By BRYNA GODAR
MADISON, Wis. (AP) — More than half of the applicants vying to replace retiring Wisconsin Supreme Court Justice David Prosser already owe their jobs to Gov. Scott Walker — and now he could tap one of them for the state’s highest court.
Walker released the names of 10 of the 11 applicants Friday, including attorney Andrew Brown of River Falls; Madison attorney Claude Covelli; state appellate judges Mark Gundrum, Brian Hagedorn and Thomas Hruz; Jefferson County Circuit Judge Randy Koschnick, who is the father of Walker’s chief staff attorney; Marinette County Circuit Judge James Morrison; Wisconsin Public Service Commission Chairwoman Ellen Nowak; Milwaukee attorney Paul Scoptur; and Madison attorney Jim Troupis.
Walker’s office says an 11th applicant requested confidentiality. Wisconsin law says the state must withhold an applicant’s identity if the person requests confidentiality in writing, unless they become a final candidate.
Walker expects to appoint a replacement by the time Prosser retires on July 31. It will be the Republican governor’s second appointment to the state’s highest court. He appointed Justice Rebecca Bradley in October after Justice Patrick Crooks died in his chambers. Walker had appointed Bradley to judgeships twice previously, and she won re-election in April.
The governor similarly could tap a previous appointee this time around — he’s appointed at least six of the applicants to their positions.
Gundrum was elected to the state Assembly as a Republican in 1998, serving alongside Walker. Gundrum was elected to the Waukesha County Circuit Court in 2010, and Walker appointed him to the 2nd District Court of Appeals in Waukesha in 2011.
Hagedorn was Walker’s chief legal counsel until Walker appointed him to the District 2 Court of Appeals in 2015. He previously worked in the state Department of Justice, as a Milwaukee attorney and as clerk to Justice Michael Gableman.
Walker appointed Hruz to the District 3 Court of Appeals in 2014. Hruz, previously a Milwaukee attorney, also clerked for Prosser.
As for Morrison and Troupis, Walker appointed both to circuit judgeships — Morrison in 2012 and Troupis in 2015. Both were in private practice prior to their appointments. Troupis’ appointment was slated to continue until August, but he stepped down in May.
Walker also appointed Nowak to chair the Public Service Commission. She was legal counsel and chief of staff for the Assembly speaker and was deputy director of School Choice Wisconsin, an organization advocating charter and voucher schools.

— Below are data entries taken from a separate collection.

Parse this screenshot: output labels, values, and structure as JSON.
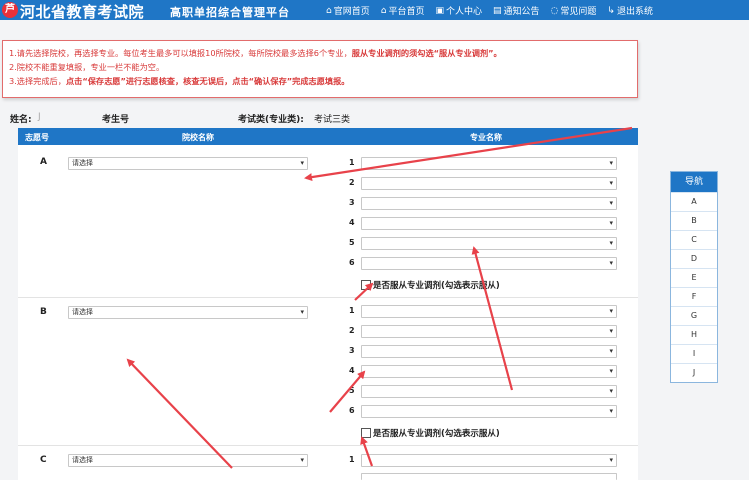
{
  "header": {
    "site_title": "河北省教育考试院",
    "site_subtitle": "高职单招综合管理平台",
    "logo_glyph": "芦",
    "nav": [
      {
        "icon": "⌂",
        "label": "官网首页"
      },
      {
        "icon": "⌂",
        "label": "平台首页"
      },
      {
        "icon": "▣",
        "label": "个人中心"
      },
      {
        "icon": "▤",
        "label": "通知公告"
      },
      {
        "icon": "◌",
        "label": "常见问题"
      },
      {
        "icon": "↳",
        "label": "退出系统"
      }
    ]
  },
  "notice": {
    "line1_a": "1.请先选择院校，再选择专业。每位考生最多可以填报10所院校，每所院校最多选择6个专业，",
    "line1_b": "服从专业调剂的须勾选“服从专业调剂”。",
    "line2": "2.院校不能重复填报，专业一栏不能为空。",
    "line3_a": "3.选择完成后，",
    "line3_b": "点击“保存志愿”进行志愿核查，核查无误后，点击“确认保存”完成志愿填报。"
  },
  "info": {
    "name_label": "姓名:",
    "name_value": "J",
    "exam_no_label": "考生号",
    "category_label": "考试类(专业类):",
    "category_value": "考试三类"
  },
  "table": {
    "col_no": "志愿号",
    "col_school": "院校名称",
    "col_major": "专业名称",
    "select_placeholder": "请选择",
    "major_numbers": [
      "1",
      "2",
      "3",
      "4",
      "5",
      "6"
    ],
    "adjust_label": "是否服从专业调剂(勾选表示服从)",
    "rows": [
      {
        "label": "A"
      },
      {
        "label": "B"
      },
      {
        "label": "C"
      }
    ]
  },
  "sidenav": {
    "title": "导航",
    "items": [
      "A",
      "B",
      "C",
      "D",
      "E",
      "F",
      "G",
      "H",
      "I",
      "J"
    ]
  },
  "colors": {
    "primary": "#1f76c6",
    "notice_red": "#d83a3a",
    "annotation_arrow": "#e8424a"
  }
}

Several of the applicants have bid for seats on the state’s highest court before.
Troupis and Covelli, a practicing attorney in Wisconsin for 43 years who specializes in insurance law, both lost out to Bradley for Crooks’ seat. Covelli then launched a brief campaign to compete against Bradley, ending it two months later.
Koschnick ran for the Supreme Court in 2009, unsuccessfully challenging Justice Shirley Abrahamson. He’s been Jefferson County Circuit Court judge since 1999 and was previously a public defender for the county. His daughter, Katie Ignatowski, is Walker’s chief legal counsel.
Ignatowski and Walker’s deputy legal counsel both have recused themselves from the appointment process, according to Walker’s office. Walker’s chief of staff, Rich Zipperer, and former deputy legal counsel Andrew Hitt will serve in their place.
Scoptur works as an injury attorney in Wauwatosa and as an adjunct law professor at Marquette University. Brown lives in River Falls but works at a firm in Minnesota, focusing on construction disputes.
Associated Press writer Todd Richmond also contributed to this report.